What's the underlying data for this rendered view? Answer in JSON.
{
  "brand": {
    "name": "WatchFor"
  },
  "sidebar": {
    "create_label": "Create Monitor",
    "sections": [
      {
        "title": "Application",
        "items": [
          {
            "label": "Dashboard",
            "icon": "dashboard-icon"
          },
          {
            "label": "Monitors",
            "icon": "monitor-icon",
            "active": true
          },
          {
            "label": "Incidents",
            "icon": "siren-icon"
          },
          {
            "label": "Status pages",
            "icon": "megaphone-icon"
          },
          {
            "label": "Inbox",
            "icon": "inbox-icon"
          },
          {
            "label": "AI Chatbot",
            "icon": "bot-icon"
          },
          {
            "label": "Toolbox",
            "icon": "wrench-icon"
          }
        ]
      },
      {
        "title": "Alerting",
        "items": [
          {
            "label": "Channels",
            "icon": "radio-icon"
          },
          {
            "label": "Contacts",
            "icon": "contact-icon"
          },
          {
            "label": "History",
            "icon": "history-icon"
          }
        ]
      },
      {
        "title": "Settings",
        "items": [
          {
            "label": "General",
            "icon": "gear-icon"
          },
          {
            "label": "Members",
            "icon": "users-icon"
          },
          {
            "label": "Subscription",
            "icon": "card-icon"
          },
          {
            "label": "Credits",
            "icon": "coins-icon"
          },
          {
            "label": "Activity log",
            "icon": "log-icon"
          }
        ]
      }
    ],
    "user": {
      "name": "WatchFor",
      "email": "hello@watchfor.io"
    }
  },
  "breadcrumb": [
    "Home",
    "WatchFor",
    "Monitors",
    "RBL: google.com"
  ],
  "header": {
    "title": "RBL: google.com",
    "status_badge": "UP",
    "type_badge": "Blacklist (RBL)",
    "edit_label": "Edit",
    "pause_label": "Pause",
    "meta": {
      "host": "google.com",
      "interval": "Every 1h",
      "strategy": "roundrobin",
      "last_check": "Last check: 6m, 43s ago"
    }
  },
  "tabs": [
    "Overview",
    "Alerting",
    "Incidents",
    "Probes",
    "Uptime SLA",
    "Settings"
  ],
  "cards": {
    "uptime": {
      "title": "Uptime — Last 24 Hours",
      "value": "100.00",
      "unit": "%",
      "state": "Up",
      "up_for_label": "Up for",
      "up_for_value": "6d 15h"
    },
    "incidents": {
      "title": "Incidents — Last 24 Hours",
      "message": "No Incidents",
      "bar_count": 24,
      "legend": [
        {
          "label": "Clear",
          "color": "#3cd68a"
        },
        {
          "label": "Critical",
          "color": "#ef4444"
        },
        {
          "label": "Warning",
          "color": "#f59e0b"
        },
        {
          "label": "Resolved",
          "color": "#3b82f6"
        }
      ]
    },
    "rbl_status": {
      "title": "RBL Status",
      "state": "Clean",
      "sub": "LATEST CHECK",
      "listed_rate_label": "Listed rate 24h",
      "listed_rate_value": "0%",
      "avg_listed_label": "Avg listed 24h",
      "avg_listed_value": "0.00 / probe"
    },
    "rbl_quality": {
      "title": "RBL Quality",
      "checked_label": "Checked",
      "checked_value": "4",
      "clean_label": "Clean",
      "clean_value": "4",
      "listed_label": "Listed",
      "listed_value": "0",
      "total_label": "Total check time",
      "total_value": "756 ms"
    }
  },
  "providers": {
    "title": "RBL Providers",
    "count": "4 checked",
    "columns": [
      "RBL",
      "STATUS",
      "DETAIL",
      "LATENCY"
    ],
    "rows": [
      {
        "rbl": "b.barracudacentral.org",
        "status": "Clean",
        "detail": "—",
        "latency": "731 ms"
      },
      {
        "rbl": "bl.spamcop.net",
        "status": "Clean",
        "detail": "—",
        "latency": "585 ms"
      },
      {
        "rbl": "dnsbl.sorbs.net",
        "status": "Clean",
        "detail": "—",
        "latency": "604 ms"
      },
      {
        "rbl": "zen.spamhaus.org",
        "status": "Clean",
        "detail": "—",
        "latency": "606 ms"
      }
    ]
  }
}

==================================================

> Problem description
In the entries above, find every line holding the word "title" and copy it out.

> Output for this exercise
        "title": "Application",
        "title": "Alerting",
        "title": "Settings",
    "title": "RBL: google.com",
      "title": "Uptime — Last 24 Hours",
      "title": "Incidents — Last 24 Hours",
      "title": "RBL Status",
      "title": "RBL Quality",
    "title": "RBL Providers",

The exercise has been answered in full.